WHAT YOU SHOULD DO:
Count how many lines of the data below contain the string "JSON"; the reply should be that number alone.

THE RECORDS:
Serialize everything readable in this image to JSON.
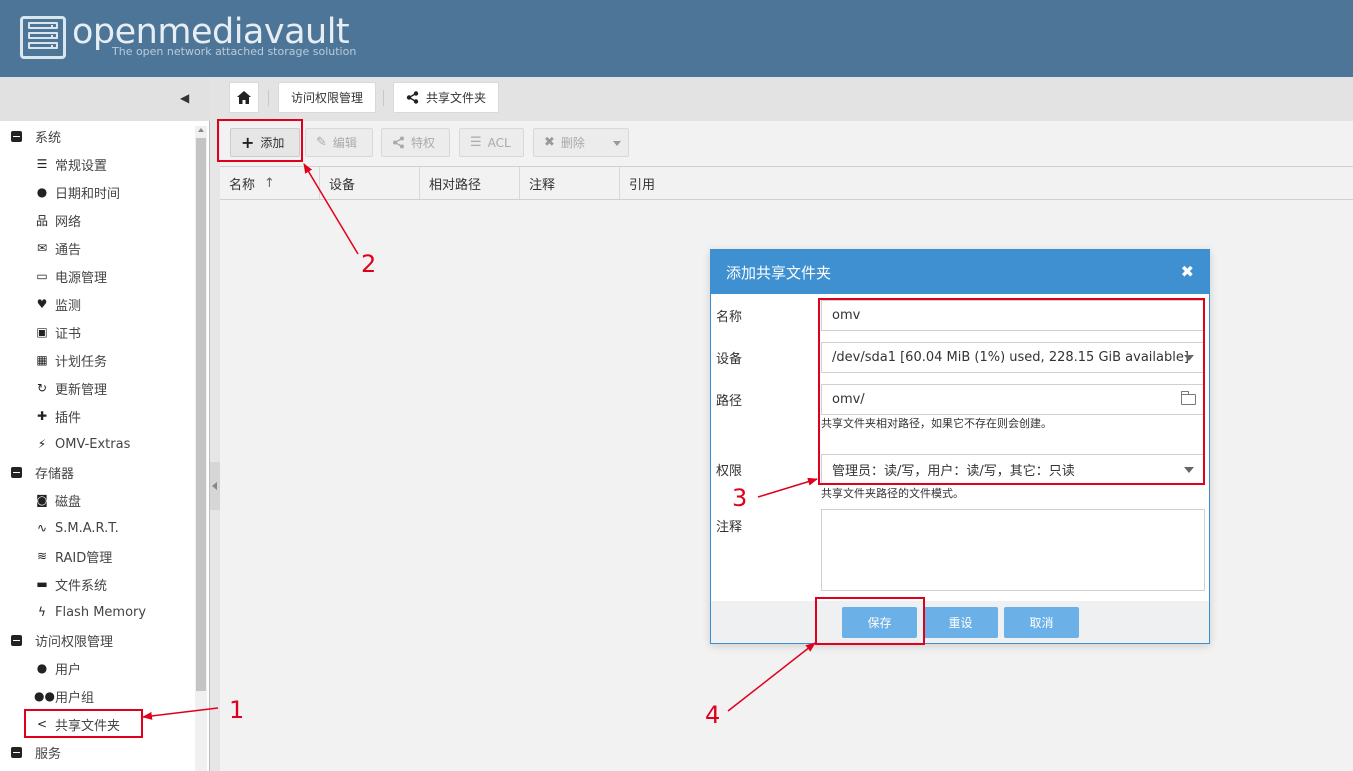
{
  "header": {
    "brand": "openmediavault",
    "tagline": "The open network attached storage solution"
  },
  "breadcrumb": {
    "home_icon": "home-icon",
    "items": [
      "访问权限管理",
      "共享文件夹"
    ]
  },
  "sidebar": {
    "groups": [
      {
        "label": "系统",
        "items": [
          {
            "label": "常规设置",
            "icon": "sliders-icon"
          },
          {
            "label": "日期和时间",
            "icon": "clock-icon"
          },
          {
            "label": "网络",
            "icon": "network-icon"
          },
          {
            "label": "通告",
            "icon": "envelope-icon"
          },
          {
            "label": "电源管理",
            "icon": "battery-icon"
          },
          {
            "label": "监测",
            "icon": "heartbeat-icon"
          },
          {
            "label": "证书",
            "icon": "certificate-icon"
          },
          {
            "label": "计划任务",
            "icon": "calendar-icon"
          },
          {
            "label": "更新管理",
            "icon": "refresh-icon"
          },
          {
            "label": "插件",
            "icon": "puzzle-icon"
          },
          {
            "label": "OMV-Extras",
            "icon": "plug-icon"
          }
        ]
      },
      {
        "label": "存储器",
        "items": [
          {
            "label": "磁盘",
            "icon": "disk-icon"
          },
          {
            "label": "S.M.A.R.T.",
            "icon": "pulse-icon"
          },
          {
            "label": "RAID管理",
            "icon": "database-icon"
          },
          {
            "label": "文件系统",
            "icon": "folder-icon"
          },
          {
            "label": "Flash Memory",
            "icon": "flash-icon"
          }
        ]
      },
      {
        "label": "访问权限管理",
        "items": [
          {
            "label": "用户",
            "icon": "user-icon"
          },
          {
            "label": "用户组",
            "icon": "users-icon"
          },
          {
            "label": "共享文件夹",
            "icon": "share-icon"
          }
        ]
      },
      {
        "label": "服务",
        "items": []
      }
    ]
  },
  "toolbar": {
    "add": "添加",
    "edit": "编辑",
    "privileges": "特权",
    "acl": "ACL",
    "delete": "删除"
  },
  "grid": {
    "columns": [
      "名称",
      "设备",
      "相对路径",
      "注释",
      "引用"
    ],
    "sort_indicator": "↑"
  },
  "dialog": {
    "title": "添加共享文件夹",
    "fields": {
      "name_label": "名称",
      "name_value": "omv",
      "device_label": "设备",
      "device_value": "/dev/sda1 [60.04 MiB (1%) used, 228.15 GiB available]",
      "path_label": "路径",
      "path_value": "omv/",
      "path_hint": "共享文件夹相对路径，如果它不存在则会创建。",
      "perm_label": "权限",
      "perm_value": "管理员：读/写，用户：读/写，其它：只读",
      "perm_hint": "共享文件夹路径的文件模式。",
      "comment_label": "注释"
    },
    "buttons": {
      "save": "保存",
      "reset": "重设",
      "cancel": "取消"
    }
  },
  "annotations": [
    "1",
    "2",
    "3",
    "4"
  ],
  "colors": {
    "header_bg": "#4d7597",
    "dialog_title_bg": "#3e90d0",
    "dialog_button": "#6bb0e6",
    "annotation_red": "#e0001b"
  }
}
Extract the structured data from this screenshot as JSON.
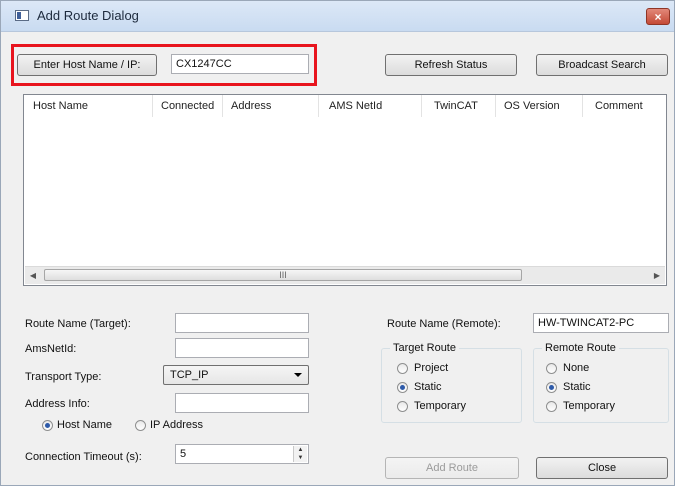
{
  "window": {
    "title": "Add Route Dialog",
    "close_glyph": "×"
  },
  "top": {
    "host_button": "Enter Host Name / IP:",
    "host_value": "CX1247CC",
    "refresh_button": "Refresh Status",
    "broadcast_button": "Broadcast Search"
  },
  "list": {
    "columns": [
      "Host Name",
      "Connected",
      "Address",
      "AMS NetId",
      "TwinCAT",
      "OS Version",
      "Comment"
    ],
    "scroll_left": "◀",
    "scroll_right": "▶",
    "thumb_grip": "III"
  },
  "form": {
    "route_name_target_label": "Route Name (Target):",
    "route_name_target_value": "",
    "amsnetid_label": "AmsNetId:",
    "amsnetid_value": "",
    "transport_label": "Transport Type:",
    "transport_value": "TCP_IP",
    "address_info_label": "Address Info:",
    "address_info_value": "",
    "host_name_radio": "Host Name",
    "ip_address_radio": "IP Address",
    "timeout_label": "Connection Timeout (s):",
    "timeout_value": "5",
    "spin_up": "▲",
    "spin_down": "▼"
  },
  "remote": {
    "route_name_remote_label": "Route Name (Remote):",
    "route_name_remote_value": "HW-TWINCAT2-PC",
    "target_route_title": "Target Route",
    "target_options": [
      "Project",
      "Static",
      "Temporary"
    ],
    "remote_route_title": "Remote Route",
    "remote_options": [
      "None",
      "Static",
      "Temporary"
    ]
  },
  "actions": {
    "add_route": "Add Route",
    "close": "Close"
  }
}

SOLUTION:
2